of the number of books sold, and marginal costs for each (additional)
book. They also have a high investment cost in the printing, since it
must be done in large numbers to be economically acceptable.
The ebooks business has a lesser up-front investment, because no mass
printing is needed, and no marginal costs (the more than 50% in
printing, distribution and retail. Once the book exist in epub, mobi,
or whaterver, it is essentially free for the publisher (except for
advertising possibly, but that is done only when return is expected).
What matters to the publisher is not the number of books sold, but the total
income it brings. Any addtional dollar is worth taking, since what is
given in exchange no longer costs anything.
That is probably the motivations for open pricing and bundle pricing.
Then, I would think that what matters for the producers of ebooks is
not to get a given price for a book or a bundle, but how much of my
money I will input in the book production system every month. Giving
me additional books, that I will probably not read all, cost them
nothing and may increase my inclination to buy.
So my conclusion is that there is no real fair price for each
individual buy. Rather one should spend monthly a global amount
proportional to one's means and one's amount of reading.
The role of the seller is to induce a consumer behavior that will
maximize the total income, rather than the profit per book sold.
One role of the consumer is to make sure the producers can make a
living (and keep producing), which does imply a level of spending, but
not necessarily a high cost per book.

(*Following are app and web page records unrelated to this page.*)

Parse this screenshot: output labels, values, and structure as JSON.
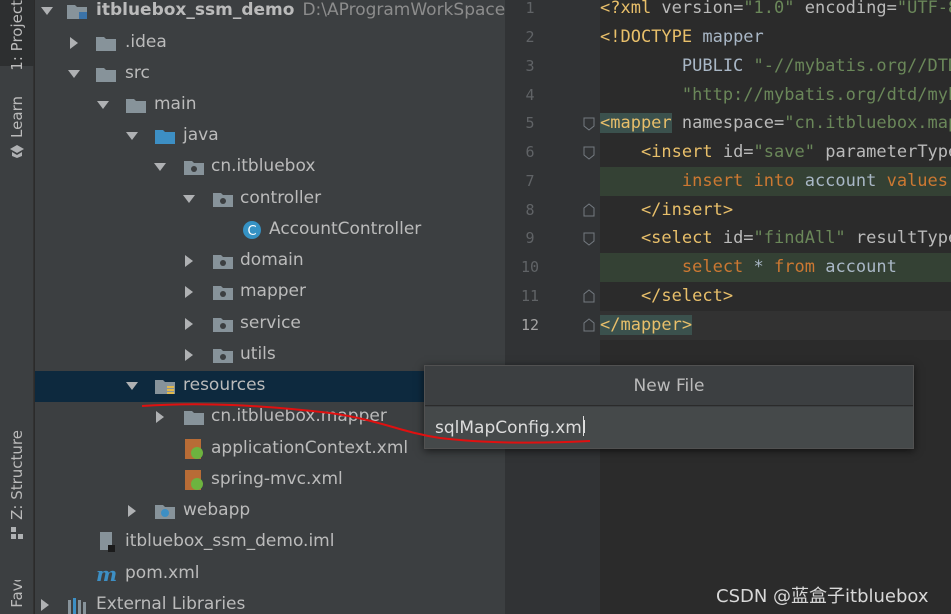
{
  "toolwindow": {
    "project_tab": "1: Project",
    "learn_tab": "Learn",
    "structure_tab": "Z: Structure",
    "favorites_tab": "Favorites"
  },
  "tree": {
    "root_name": "itbluebox_ssm_demo",
    "root_path": "D:\\AProgramWorkSpace\\idea",
    "idea": ".idea",
    "src": "src",
    "main": "main",
    "java": "java",
    "pkg": "cn.itbluebox",
    "controller": "controller",
    "account_controller": "AccountController",
    "domain": "domain",
    "mapper": "mapper",
    "service": "service",
    "utils": "utils",
    "resources": "resources",
    "res_mapper": "cn.itbluebox.mapper",
    "app_ctx": "applicationContext.xml",
    "spring_mvc": "spring-mvc.xml",
    "webapp": "webapp",
    "iml": "itbluebox_ssm_demo.iml",
    "pom": "pom.xml",
    "ext_libs": "External Libraries"
  },
  "editor": {
    "line_numbers": [
      "1",
      "2",
      "3",
      "4",
      "5",
      "6",
      "7",
      "8",
      "9",
      "10",
      "11",
      "12"
    ],
    "current_line": "12"
  },
  "dialog": {
    "title": "New File",
    "value": "sqlMapConfig.xml"
  },
  "watermark": "CSDN @蓝盒子itbluebox",
  "colors": {
    "tag": "#e8bf6a",
    "attr": "#bababa",
    "string": "#6a8759",
    "keyword": "#cc7832",
    "sql_keyword": "#cc7832",
    "plain": "#a9b7c6",
    "selection": "#0d293e",
    "annotation_red": "#e01010"
  }
}
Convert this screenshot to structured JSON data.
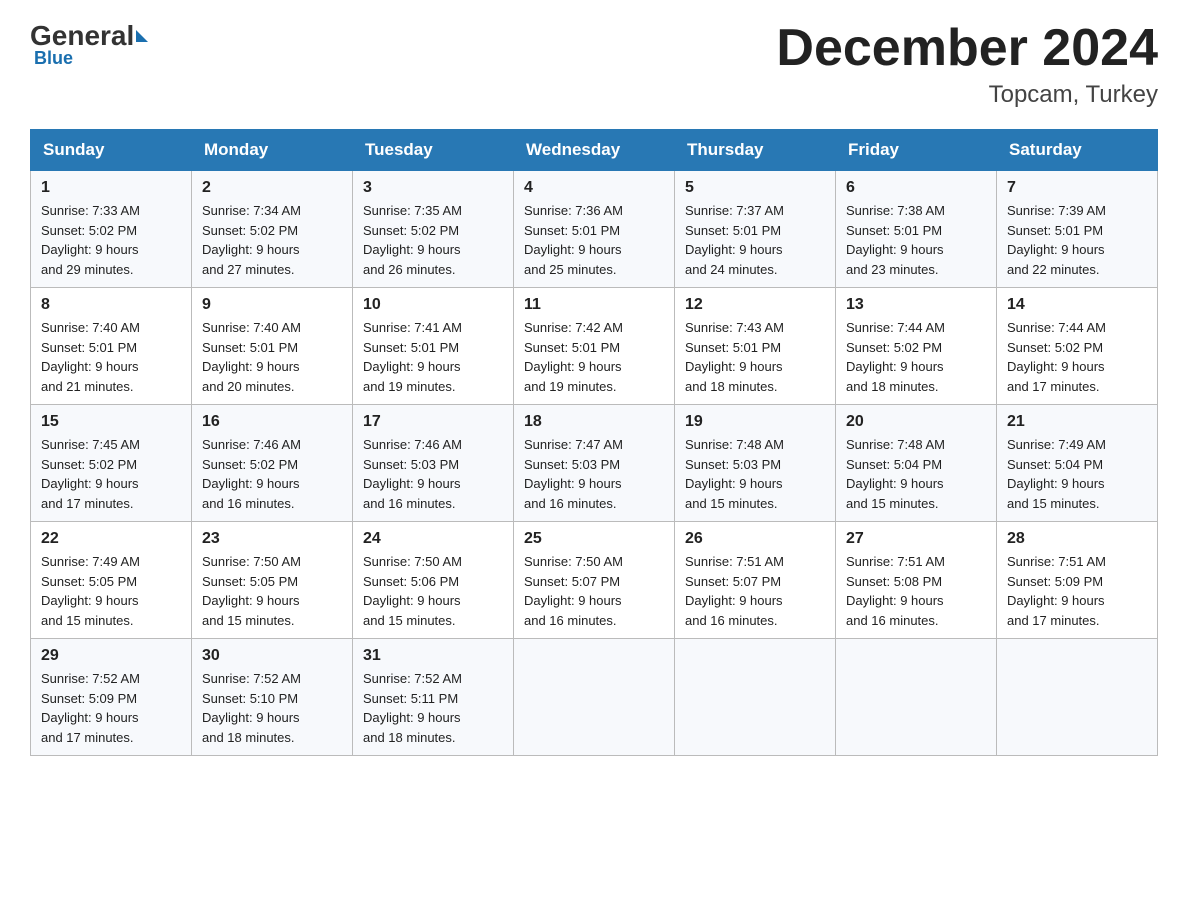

This analysis may not be totally accurate, but it is fairly precise (in a qualitative way) and
can be disputed on objective facts and arguments, rather than opinions.